The pair will leave Sydney on November 5 for a three-week trip that starts in Asia with Singapore and Hong Kong, before moving to financial centres in the US, Canada and Britain.
The Australian revealed yesterday that major shareholder and US hedge fund Apollo Global Management will hold on to its entire 28 per cent stake until at least the second half of next year.
Principal of Alphinity Investment Management Bruce Smith said the market was still spooked by retail group Myer's 2009 float, when the share price plunged on the first day of trading.
"My own view is that it's better to have people in there for a while because it reduces the risk of a Myer-type outcome where the vendor exits immediately," Mr Smith said.
"That's my clear preference. It means the company is likely to be a little bit less aggressive on the price and will be more concerned about the longer-term prospects for the company."
Wilson Asset Management chairman Geoff Wilson said he was almost certain to buy Nine shares. "Apollo has access to the inner workings of the company. From my perspective it's a very positive sign," Mr Wilson said.
A sales facility for original investors was launched yesterday and will be open for the next three days. US hedge fund Oaktree Capital, which owns 26 per cent of Nine, will offload about 20 per cent of its shareholding when Nine lists on the Australian Securities Exchange on or just after December 9.
But Sirius Fund Management managing director Kieran Kelly questioned the commitment of the 70 shareholders occupying the remainder of Nine's register.
"While the major shareholders might be locked in on day one, there are too many that might not be. I would be querying the performance of this stock in the early days," he said.
Well-placed sources believe Nine may list at about $2.15 a share with an earnings-multiple valuation of about 8.5 times. Nine will be priced on a higher multiple than its closest peer, Seven West Media.

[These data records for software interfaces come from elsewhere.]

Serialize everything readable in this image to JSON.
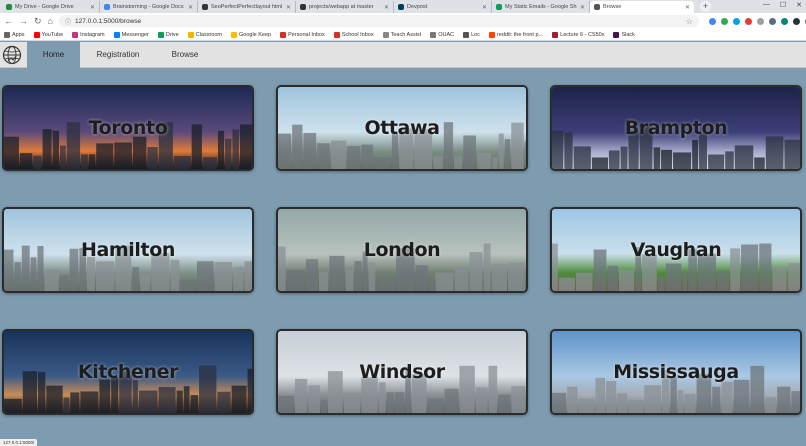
{
  "browser": {
    "tabs": [
      {
        "title": "My Drive - Google Drive",
        "color": "#1e8e3e"
      },
      {
        "title": "Brainstorming - Google Docs",
        "color": "#4285f4"
      },
      {
        "title": "SeoPerfectPerfectlayout html",
        "color": "#333333"
      },
      {
        "title": "projects/webapp at master",
        "color": "#333333"
      },
      {
        "title": "Devpost",
        "color": "#003e54"
      },
      {
        "title": "My Static Emails - Google Sh",
        "color": "#0f9d58"
      },
      {
        "title": "Browse",
        "color": "#555555"
      }
    ],
    "url": "127.0.0.1:5000/browse",
    "bookmarks": [
      {
        "label": "Apps",
        "color": "#666666"
      },
      {
        "label": "YouTube",
        "color": "#ff0000"
      },
      {
        "label": "Instagram",
        "color": "#c13584"
      },
      {
        "label": "Messenger",
        "color": "#0084ff"
      },
      {
        "label": "Drive",
        "color": "#0f9d58"
      },
      {
        "label": "Classroom",
        "color": "#f4b400"
      },
      {
        "label": "Google Keep",
        "color": "#fbbc04"
      },
      {
        "label": "Personal Inbox",
        "color": "#d93025"
      },
      {
        "label": "School Inbox",
        "color": "#d93025"
      },
      {
        "label": "Teach Assist",
        "color": "#888888"
      },
      {
        "label": "OUAC",
        "color": "#777777"
      },
      {
        "label": "Loc",
        "color": "#555555"
      },
      {
        "label": "reddit: the front p...",
        "color": "#ff4500"
      },
      {
        "label": "Lecture 6 - CS50x",
        "color": "#a51c30"
      },
      {
        "label": "Slack",
        "color": "#4a154b"
      }
    ],
    "status": "127.0.0.1:5000/"
  },
  "nav": {
    "items": [
      {
        "label": "Home",
        "active": true
      },
      {
        "label": "Registration",
        "active": false
      },
      {
        "label": "Browse",
        "active": false
      }
    ]
  },
  "cities": [
    {
      "name": "Toronto",
      "scene": "night"
    },
    {
      "name": "Ottawa",
      "scene": "day"
    },
    {
      "name": "Brampton",
      "scene": "winter"
    },
    {
      "name": "Hamilton",
      "scene": "day"
    },
    {
      "name": "London",
      "scene": "aerial"
    },
    {
      "name": "Vaughan",
      "scene": "park"
    },
    {
      "name": "Kitchener",
      "scene": "dusk"
    },
    {
      "name": "Windsor",
      "scene": "pale"
    },
    {
      "name": "Mississauga",
      "scene": "sky"
    }
  ]
}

"If I'm a buyer, I want to see the discount," Mr Kelly said. "I don't care that it's trading at a premium to Seven. Show me where the growth will come from in an increasingly fragmenting market."